By Lucia Arguelles Ramos.  The success of the film Alcarás has to do with a widespread imaginary that romanticizes family farming but at the same time normalizes its disappearance.
July 5, 2022

Political Ecologies of Pesticides: An introduction

By Lucia Argüelles. A new series of contributions builds on the discussions taking place around political ecologies of pesticides in the 2022 Dimensions of Political Ecology Conference (DOPE).
February 22, 2022

Sub-Saharan migrants transiting through Algeria: Migratory farm labor in Covid times

By Meriem Farah Hamamouce and Amine Saidani The agricultural sector in Algeria relies on the informal labor force of Sub-Saharan migrants on their way to Europe. Interviews with migrants highlight their precarious conditions of life and work, worsening during the Covid-19 health crisis.
November 26, 2020

Experiences of the Covid19 pandemic of small-scale farmers in the Draa Valley in the South-East of Morocco

By Lisa Bossenbroek, Hind Ftouhi, Abir Benfars and Nawal Taaime How do small-scale farmers and agricultural laborers in the Draa Valley, in the South-East of Morocco, experience and respond to the Covid19 crisis? Their experiences illustrate how the crisis tests their resilience and expose the vulnerability and the limited resources some rural actors have to deal with crises. 
September 29, 2020

Building Eco-Paradise in End Times: Lessons from Ecoaldeas (Ecovillages) in Mexico

By Olea Morris. What might it mean to be “self-sustainable” in a world that is more connected than ever?
September 15, 2020

Rural and urban, green and red, against eco-austerity

By Patrick Bresnihan. In the fourth essay of the series “Reimagining, remembering, and reclaiming water”, we learn how understanding some of the common roots of the anti-water charges and beef farmer movements in Ireland, may help us to re-imagine, remember and reclaim a form of environmental politics that is from below, popular, and has justice at its core.
May 5, 2020

A pandemic of blindness: uneven experiences of rural communities under COVID-19 lockdown in India – Part II

By Irene Leonardelli, Arianna Tozzi, Enid Still and Sandeep Kumar In part II of our series on the uneven experiences and everyday challenges of lockdown conditions in India, activist-researchers Seema Kulkarni and Sneha Bhat are interviewed about their work on the frontlines of COVID-19 relief efforts for migrants and women farmers in Maharashtra. 
April 30, 2020

A pandemic of blindness: uneven experiences of rural communities under COVID-19 lockdown in India – Part I

By Enid Still, Sandeep Kumar, Irene Leonardelli and Arianna Tozzi  A two part series on the uneven experiences and everyday challenges of lockdown conditions in India.
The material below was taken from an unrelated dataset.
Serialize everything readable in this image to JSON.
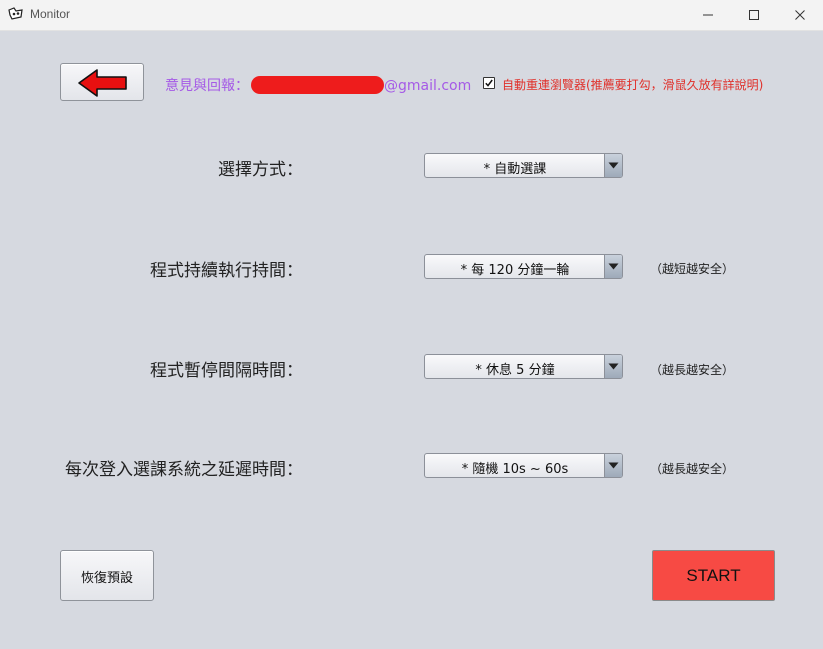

Reflections and insights from women and small-scale farmers, migrant workers and civil society activists in Tamil Nadu and Maharashtra point to a systemic blindness of the state and economic system, which fail to see, understand or respond to the struggles of the most marginalised people in the country.
July 18, 2019

Between drought and monsoon: the embodied hardship of seasonal work in Maharashtra’s sugar cane plantations

by Irene Leonardelli. At the end of a too-long, extremely dry summer, rural women from the drought-prone district of Beed, Maharashtra, finally return home, after six months of seasonal employment in sugar cane plantations. Encountering them allows me to reflect on experiences of drought and monsoon and on the embodied implications of environmental and agrarian transformation. 
July 17, 2018

We need to talk about robots

By Paul Robbins. A political ecology of robots is due, one that is rigorously empirical, dedicated to justice and animal welfare, but unromantic in every regard.